Exercise objective :: Give the number of lines in the material below that hold "this", and nothing besides.

Exercise material ::

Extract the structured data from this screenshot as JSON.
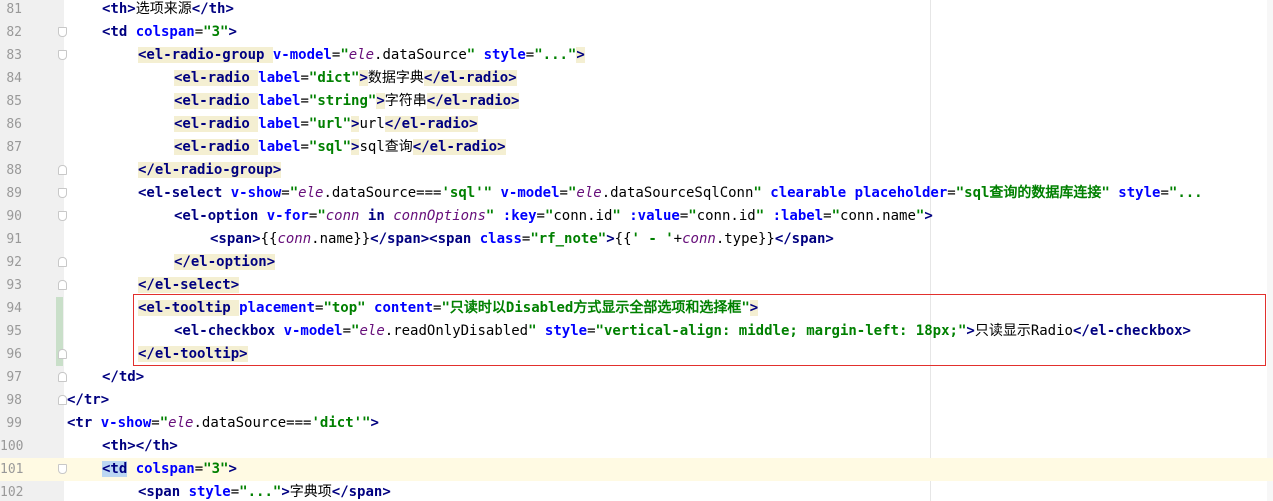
{
  "editor": {
    "language": "html",
    "current_line": "101",
    "highlight_box_color": "#e2302d",
    "lines": [
      {
        "no": "81",
        "segs": [
          [
            "tag",
            "<th"
          ],
          [
            "tag",
            ">"
          ],
          [
            "txt",
            "选项来源"
          ],
          [
            "tag",
            "</th>"
          ]
        ]
      },
      {
        "no": "82",
        "segs": [
          [
            "tag",
            "<td "
          ],
          [
            "attr",
            "colspan"
          ],
          [
            "txt",
            "="
          ],
          [
            "str",
            "\"3\""
          ],
          [
            "tag",
            ">"
          ]
        ]
      },
      {
        "no": "83",
        "segs": [
          [
            "tag",
            "<el-radio-group "
          ],
          [
            "attr",
            "v-model"
          ],
          [
            "txt",
            "="
          ],
          [
            "str",
            "\""
          ],
          [
            "var",
            "ele"
          ],
          [
            "txt",
            ".dataSource"
          ],
          [
            "str",
            "\" "
          ],
          [
            "attr",
            "style"
          ],
          [
            "txt",
            "="
          ],
          [
            "str",
            "\"...\""
          ],
          [
            "tag",
            ">"
          ]
        ]
      },
      {
        "no": "84",
        "segs": [
          [
            "tag",
            "<el-radio "
          ],
          [
            "attr",
            "label"
          ],
          [
            "txt",
            "="
          ],
          [
            "str",
            "\"dict\""
          ],
          [
            "tag",
            ">"
          ],
          [
            "txt",
            "数据字典"
          ],
          [
            "tag",
            "</el-radio>"
          ]
        ]
      },
      {
        "no": "85",
        "segs": [
          [
            "tag",
            "<el-radio "
          ],
          [
            "attr",
            "label"
          ],
          [
            "txt",
            "="
          ],
          [
            "str",
            "\"string\""
          ],
          [
            "tag",
            ">"
          ],
          [
            "txt",
            "字符串"
          ],
          [
            "tag",
            "</el-radio>"
          ]
        ]
      },
      {
        "no": "86",
        "segs": [
          [
            "tag",
            "<el-radio "
          ],
          [
            "attr",
            "label"
          ],
          [
            "txt",
            "="
          ],
          [
            "str",
            "\"url\""
          ],
          [
            "tag",
            ">"
          ],
          [
            "txt",
            "url"
          ],
          [
            "tag",
            "</el-radio>"
          ]
        ]
      },
      {
        "no": "87",
        "segs": [
          [
            "tag",
            "<el-radio "
          ],
          [
            "attr",
            "label"
          ],
          [
            "txt",
            "="
          ],
          [
            "str",
            "\"sql\""
          ],
          [
            "tag",
            ">"
          ],
          [
            "txt",
            "sql查询"
          ],
          [
            "tag",
            "</el-radio>"
          ]
        ]
      },
      {
        "no": "88",
        "segs": [
          [
            "tag",
            "</el-radio-group>"
          ]
        ]
      },
      {
        "no": "89",
        "segs": [
          [
            "tag",
            "<el-select "
          ],
          [
            "attr",
            "v-show"
          ],
          [
            "txt",
            "="
          ],
          [
            "str",
            "\""
          ],
          [
            "var",
            "ele"
          ],
          [
            "txt",
            ".dataSource==="
          ],
          [
            "str",
            "'sql'\" "
          ],
          [
            "attr",
            "v-model"
          ],
          [
            "txt",
            "="
          ],
          [
            "str",
            "\""
          ],
          [
            "var",
            "ele"
          ],
          [
            "txt",
            ".dataSourceSqlConn"
          ],
          [
            "str",
            "\" "
          ],
          [
            "attr",
            "clearable "
          ],
          [
            "attr",
            "placeholder"
          ],
          [
            "txt",
            "="
          ],
          [
            "str",
            "\"sql查询的数据库连接\" "
          ],
          [
            "attr",
            "style"
          ],
          [
            "txt",
            "="
          ],
          [
            "str",
            "\"..."
          ]
        ]
      },
      {
        "no": "90",
        "segs": [
          [
            "tag",
            "<el-option "
          ],
          [
            "attr",
            "v-for"
          ],
          [
            "txt",
            "="
          ],
          [
            "str",
            "\""
          ],
          [
            "var",
            "conn "
          ],
          [
            "kw",
            "in "
          ],
          [
            "var",
            "connOptions"
          ],
          [
            "str",
            "\" "
          ],
          [
            "attr",
            ":key"
          ],
          [
            "txt",
            "="
          ],
          [
            "str",
            "\""
          ],
          [
            "txt",
            "conn.id"
          ],
          [
            "str",
            "\" "
          ],
          [
            "attr",
            ":value"
          ],
          [
            "txt",
            "="
          ],
          [
            "str",
            "\""
          ],
          [
            "txt",
            "conn.id"
          ],
          [
            "str",
            "\" "
          ],
          [
            "attr",
            ":label"
          ],
          [
            "txt",
            "="
          ],
          [
            "str",
            "\""
          ],
          [
            "txt",
            "conn.name"
          ],
          [
            "str",
            "\""
          ],
          [
            "tag",
            ">"
          ]
        ]
      },
      {
        "no": "91",
        "segs": [
          [
            "tag",
            "<span>"
          ],
          [
            "txt",
            "{{"
          ],
          [
            "var",
            "conn"
          ],
          [
            "txt",
            ".name}}"
          ],
          [
            "tag",
            "</span><span "
          ],
          [
            "attr",
            "class"
          ],
          [
            "txt",
            "="
          ],
          [
            "str",
            "\"rf_note\""
          ],
          [
            "tag",
            ">"
          ],
          [
            "txt",
            "{{"
          ],
          [
            "str",
            "' - '"
          ],
          [
            "txt",
            "+"
          ],
          [
            "var",
            "conn"
          ],
          [
            "txt",
            ".type}}"
          ],
          [
            "tag",
            "</span>"
          ]
        ]
      },
      {
        "no": "92",
        "segs": [
          [
            "tag",
            "</el-option>"
          ]
        ]
      },
      {
        "no": "93",
        "segs": [
          [
            "tag",
            "</el-select>"
          ]
        ]
      },
      {
        "no": "94",
        "segs": [
          [
            "tag",
            "<el-tooltip "
          ],
          [
            "attr",
            "placement"
          ],
          [
            "txt",
            "="
          ],
          [
            "str",
            "\"top\" "
          ],
          [
            "attr",
            "content"
          ],
          [
            "txt",
            "="
          ],
          [
            "str",
            "\"只读时以Disabled方式显示全部选项和选择框\""
          ],
          [
            "tag",
            ">"
          ]
        ]
      },
      {
        "no": "95",
        "segs": [
          [
            "tag",
            "<el-checkbox "
          ],
          [
            "attr",
            "v-model"
          ],
          [
            "txt",
            "="
          ],
          [
            "str",
            "\""
          ],
          [
            "var",
            "ele"
          ],
          [
            "txt",
            ".readOnlyDisabled"
          ],
          [
            "str",
            "\" "
          ],
          [
            "attr",
            "style"
          ],
          [
            "txt",
            "="
          ],
          [
            "str",
            "\"vertical-align: middle; margin-left: 18px;\""
          ],
          [
            "tag",
            ">"
          ],
          [
            "txt",
            "只读显示Radio"
          ],
          [
            "tag",
            "</el-checkbox>"
          ]
        ]
      },
      {
        "no": "96",
        "segs": [
          [
            "tag",
            "</el-tooltip>"
          ]
        ]
      },
      {
        "no": "97",
        "segs": [
          [
            "tag",
            "</td>"
          ]
        ]
      },
      {
        "no": "98",
        "segs": [
          [
            "tag",
            "</tr>"
          ]
        ]
      },
      {
        "no": "99",
        "segs": [
          [
            "tag",
            "<tr "
          ],
          [
            "attr",
            "v-show"
          ],
          [
            "txt",
            "="
          ],
          [
            "str",
            "\""
          ],
          [
            "var",
            "ele"
          ],
          [
            "txt",
            ".dataSource==="
          ],
          [
            "str",
            "'dict'\""
          ],
          [
            "tag",
            ">"
          ]
        ]
      },
      {
        "no": "100",
        "segs": [
          [
            "tag",
            "<th></th>"
          ]
        ]
      },
      {
        "no": "101",
        "segs": [
          [
            "tag",
            "<td"
          ],
          [
            "attr",
            " colspan"
          ],
          [
            "txt",
            "="
          ],
          [
            "str",
            "\"3\""
          ],
          [
            "tag",
            ">"
          ]
        ]
      },
      {
        "no": "102",
        "segs": [
          [
            "tag",
            "<span "
          ],
          [
            "attr",
            "style"
          ],
          [
            "txt",
            "="
          ],
          [
            "str",
            "\"...\""
          ],
          [
            "tag",
            ">"
          ],
          [
            "txt",
            "字典项"
          ],
          [
            "tag",
            "</span>"
          ]
        ]
      }
    ]
  }
}
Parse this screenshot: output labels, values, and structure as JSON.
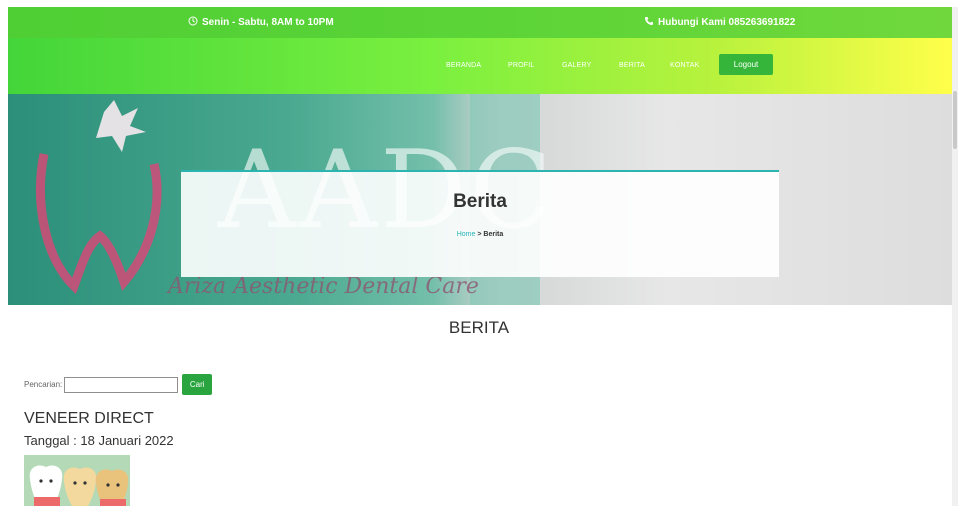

Response :: 2